#### Work order
Your reply is to be the lines below, exactly as written, with images omitted.

#### Supplied data
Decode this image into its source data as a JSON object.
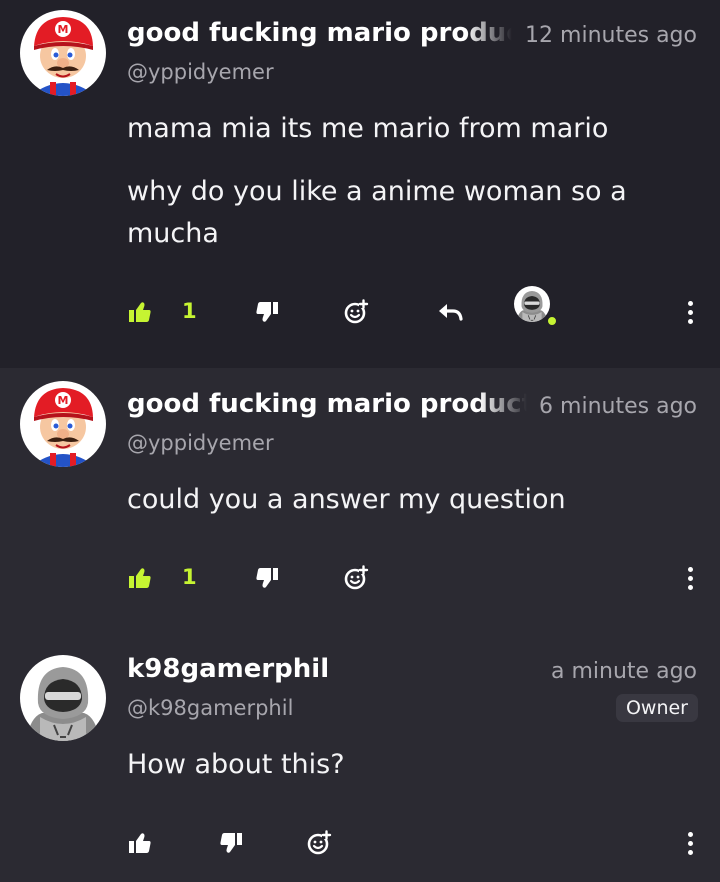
{
  "colors": {
    "accent": "#c6f432",
    "text_secondary": "#a7a6ad"
  },
  "comments": [
    {
      "author": "good fucking mario product",
      "time": "12 minutes ago",
      "handle": "@yppidyemer",
      "body": [
        "mama mia its me mario from mario",
        "why do you like a anime woman so a mucha"
      ],
      "likes": "1",
      "liked": true,
      "avatar": "mario-avatar-icon"
    },
    {
      "author": "good fucking mario producti",
      "time": "6 minutes ago",
      "handle": "@yppidyemer",
      "body": [
        "could you a answer my question"
      ],
      "likes": "1",
      "liked": true,
      "avatar": "mario-avatar-icon"
    },
    {
      "author": "k98gamerphil",
      "time": "a minute ago",
      "handle": "@k98gamerphil",
      "body": [
        "How about this?"
      ],
      "badge": "Owner",
      "liked": false,
      "avatar": "hooded-figure-avatar-icon"
    }
  ]
}
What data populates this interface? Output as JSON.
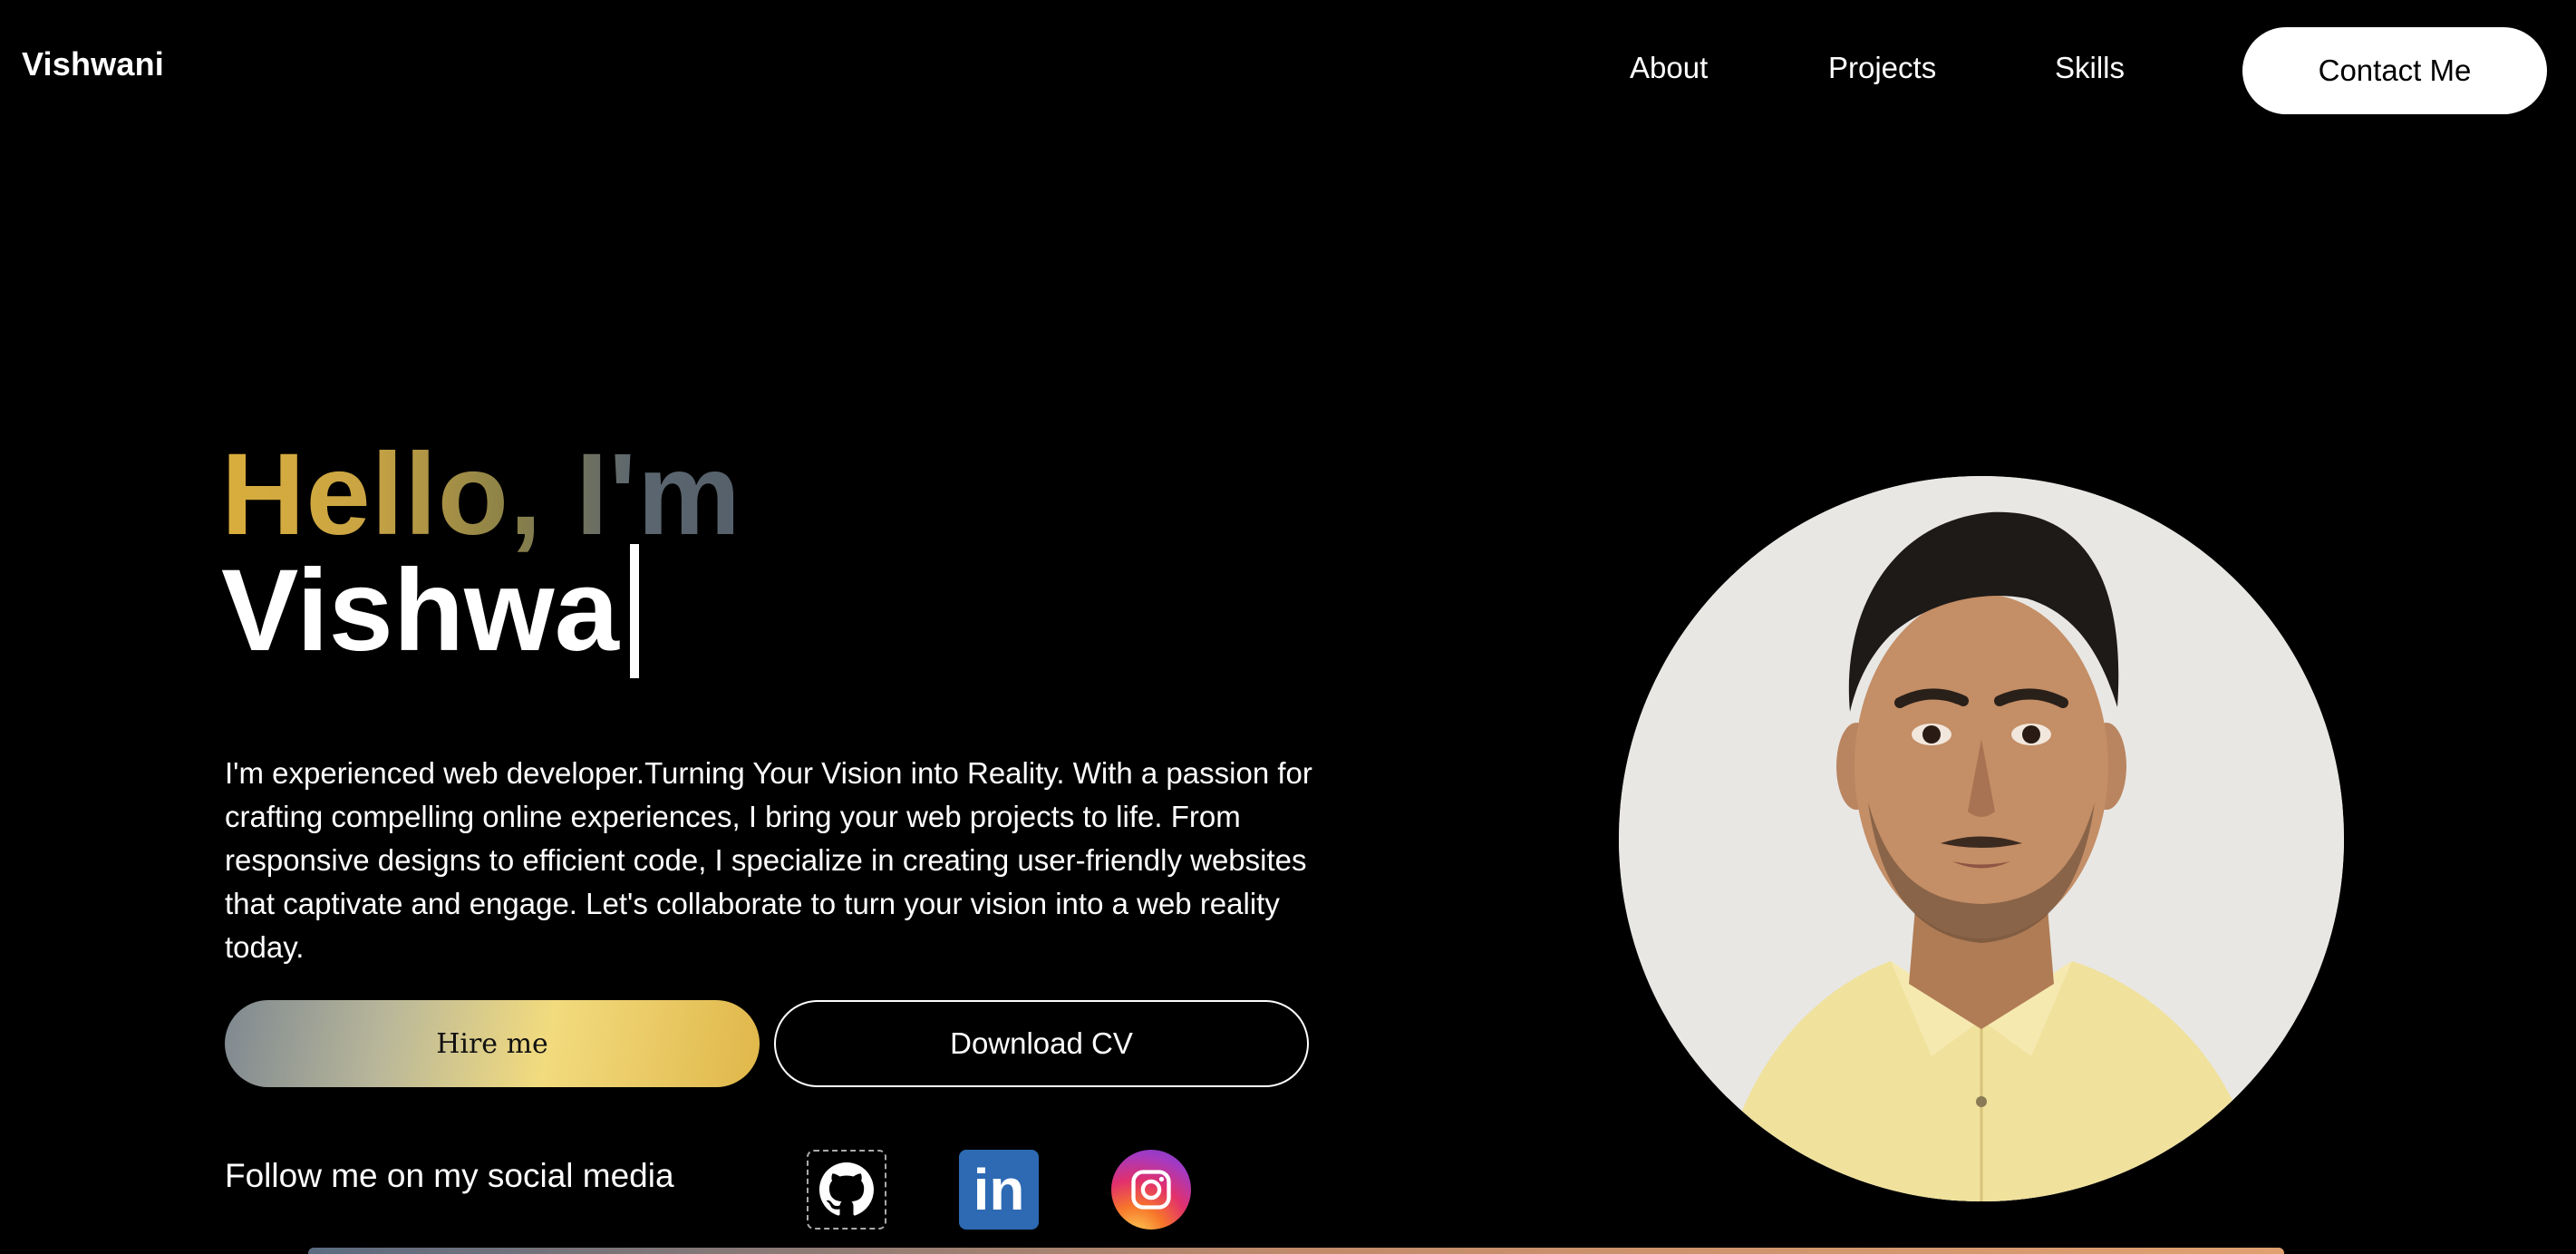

#### Task output
Decode this image into its source data as a JSON object.
{
  "colors": {
    "accent": "#c6f432",
    "text_secondary": "#a7a6ad"
  },
  "comments": [
    {
      "author": "good fucking mario product",
      "time": "12 minutes ago",
      "handle": "@yppidyemer",
      "body": [
        "mama mia its me mario from mario",
        "why do you like a anime woman so a mucha"
      ],
      "likes": "1",
      "liked": true,
      "avatar": "mario-avatar-icon"
    },
    {
      "author": "good fucking mario producti",
      "time": "6 minutes ago",
      "handle": "@yppidyemer",
      "body": [
        "could you a answer my question"
      ],
      "likes": "1",
      "liked": true,
      "avatar": "mario-avatar-icon"
    },
    {
      "author": "k98gamerphil",
      "time": "a minute ago",
      "handle": "@k98gamerphil",
      "body": [
        "How about this?"
      ],
      "badge": "Owner",
      "liked": false,
      "avatar": "hooded-figure-avatar-icon"
    }
  ]
}
What data populates this interface? Output as JSON.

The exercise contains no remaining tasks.